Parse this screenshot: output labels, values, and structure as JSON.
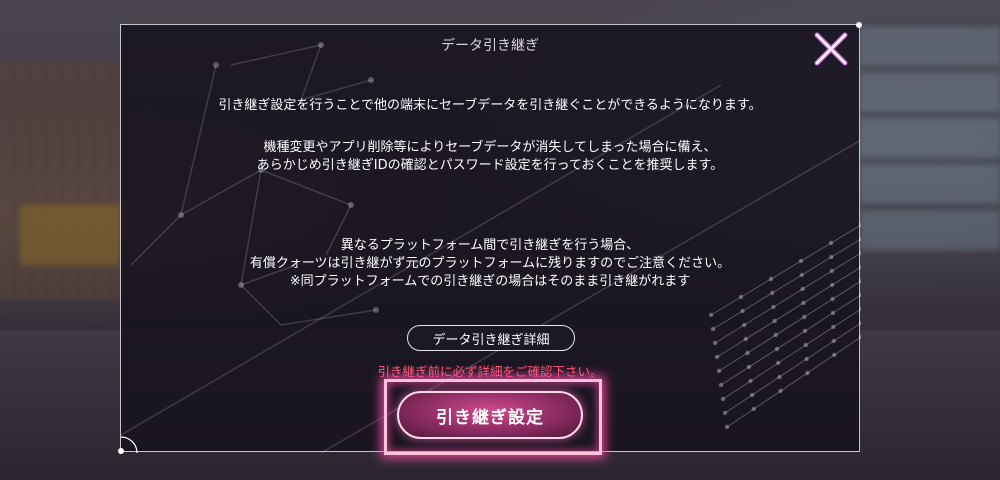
{
  "dialog": {
    "title": "データ引き継ぎ",
    "close_icon": "close-x-icon",
    "paragraph1": "引き継ぎ設定を行うことで他の端末にセーブデータを引き継ぐことができるようになります。",
    "paragraph2_lines": [
      "機種変更やアプリ削除等によりセーブデータが消失してしまった場合に備え、",
      "あらかじめ引き継ぎIDの確認とパスワード設定を行っておくことを推奨します。"
    ],
    "paragraph3_lines": [
      "異なるプラットフォーム間で引き継ぎを行う場合、",
      "有償クォーツは引き継がず元のプラットフォームに残りますのでご注意ください。",
      "※同プラットフォームでの引き継ぎの場合はそのまま引き継がれます"
    ],
    "detail_button_label": "データ引き継ぎ詳細",
    "warning_text": "引き継ぎ前に必ず詳細をご確認下さい。",
    "setup_button_label": "引き継ぎ設定"
  },
  "colors": {
    "accent_pink": "#d04a8e",
    "warning_red": "#ff5a72",
    "highlight": "#ffc2dc"
  }
}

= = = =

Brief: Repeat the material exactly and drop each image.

Result of this task:
Parse this screenshot: output labels, values, and structure as JSON.
{
  "dialog": {
    "title": "データ引き継ぎ",
    "close_icon": "close-x-icon",
    "paragraph1": "引き継ぎ設定を行うことで他の端末にセーブデータを引き継ぐことができるようになります。",
    "paragraph2_lines": [
      "機種変更やアプリ削除等によりセーブデータが消失してしまった場合に備え、",
      "あらかじめ引き継ぎIDの確認とパスワード設定を行っておくことを推奨します。"
    ],
    "paragraph3_lines": [
      "異なるプラットフォーム間で引き継ぎを行う場合、",
      "有償クォーツは引き継がず元のプラットフォームに残りますのでご注意ください。",
      "※同プラットフォームでの引き継ぎの場合はそのまま引き継がれます"
    ],
    "detail_button_label": "データ引き継ぎ詳細",
    "warning_text": "引き継ぎ前に必ず詳細をご確認下さい。",
    "setup_button_label": "引き継ぎ設定"
  },
  "colors": {
    "accent_pink": "#d04a8e",
    "warning_red": "#ff5a72",
    "highlight": "#ffc2dc"
  }
}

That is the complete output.